Lesotho - Urban population

The value for Urban population in Lesotho was 613,544 as of 2016. As the graph below shows, over the past 56 years this indicator reached a maximum value of 613,544 in 2016 and a minimum value of 29,908 in 1960.

Definition: Urban population refers to people living in urban areas as defined by national statistical offices. It is calculated using World Bank population estimates and urban ratios from the United Nations World Urbanization Prospects. Aggregation of urban and rural population may not add up to total population because of different country coverages.

Source: World Bank staff estimates based on the United Nations Population Division's World Urbanization Prospects.

See also:

Year Value
1960 29,908
1961 34,312
1962 39,380
1963 45,193
1964 51,845
1965 59,436
1966 67,273
1967 72,135
1968 77,356
1969 82,945
1970 88,925
1971 95,312
1972 101,972
1973 108,879
1974 116,375
1975 124,522
1976 132,282
1977 136,481
1978 140,884
1979 145,412
1980 150,009
1981 154,659
1982 159,359
1983 164,034
1984 168,609
1985 173,012
1986 178,558
1987 189,066
1988 199,999
1989 211,581
1990 224,022
1991 237,446
1992 251,835
1993 267,008
1994 282,687
1995 298,638
1996 314,042
1997 326,769
1998 339,486
1999 352,303
2000 365,293
2001 378,455
2002 391,819
2003 405,428
2004 419,406
2005 433,754
2006 448,564
2007 461,734
2008 475,463
2009 489,840
2010 505,098
2011 521,264
2012 538,365
2013 556,252
2014 574,834
2015 593,939
2016 613,544

Development Relevance: Explosive growth of cities globally signifies the demographic transition from rural to urban, and is associated with shifts from an agriculture-based economy to mass industry, technology, and service. In principle, cities offer a more favorable setting for the resolution of social and environmental problems than rural areas. Cities generate jobs and income, and deliver education, health care and other services. Cities also present opportunities for social mobilization and women's empowerment.

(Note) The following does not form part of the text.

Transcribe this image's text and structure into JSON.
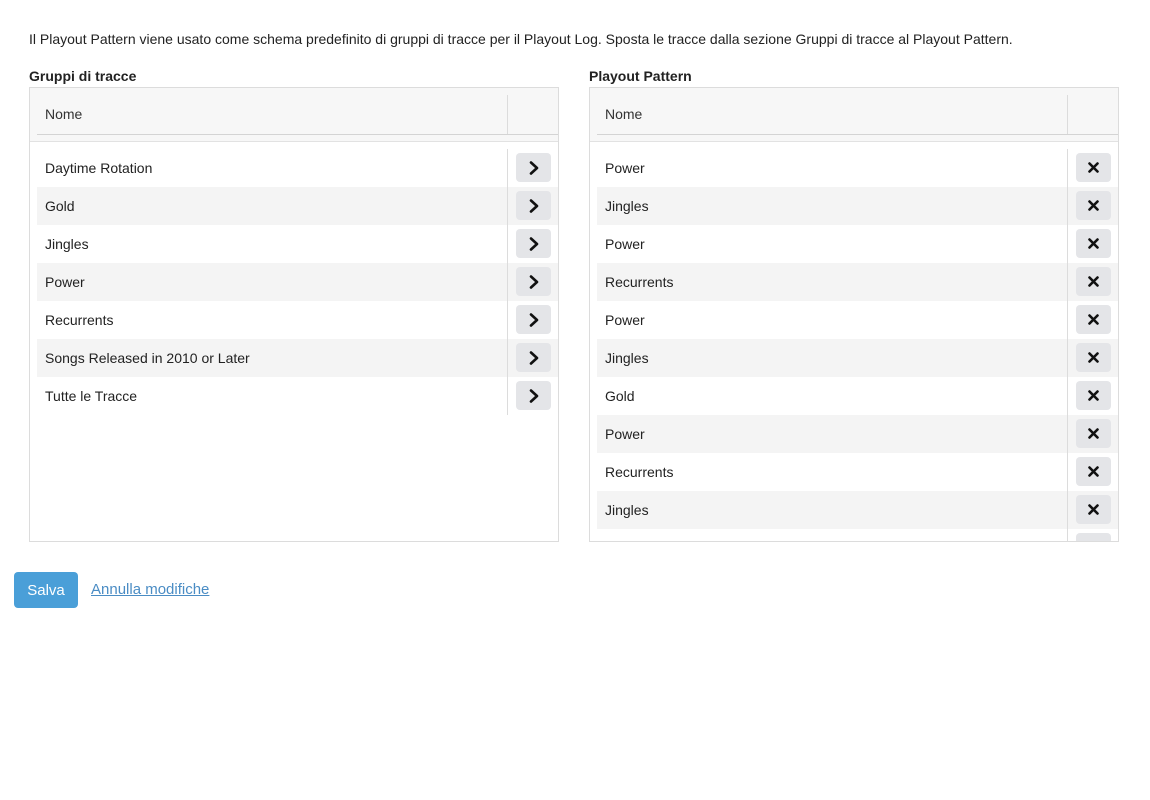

Limitations and Exceptions: Aggregation of urban and rural population may not add up to total population because of different country coverage. There is no consistent and universally accepted standard for distinguishing urban from rural areas, in part because of the wide variety of situations across countries. Most countries use an urban classification related to the size or characteristics of settlements. Some define urban areas based on the presence of certain infrastructure and services. And other countries designate urban areas based on administrative arrangements. Because of national differences in the characteristics that distinguish urban from rural areas, the distinction between urban and rural population is not amenable to a single definition that would be applicable to all countries. Estimates of the world's urban population would change significantly if China, India, and a few other populous nations were to change their definition of urban centers. Because the estimates of city and metropolitan area are based on national definitions of what constitutes a city or metropolitan area, cross-country comparisons should be made with caution.

Statistical Concept and Methodology: Urban population refers to people living in urban areas as defined by national statistical offices. The indicator is calculated using World Bank population estimates and urban ratios from the United Nations World Urbanization Prospects. To estimate urban populations, UN ratios of urban to total population were applied to the World Bank's estimates of total population. Countries differ in the way they classify population as "urban" or "rural." The population of a city or metropolitan area depends on the boundaries chosen.

Aggregation method: Sum

Periodicity: Annual

Classification

Topic: Environment Indicators

Sub-Topic: Density & urbanization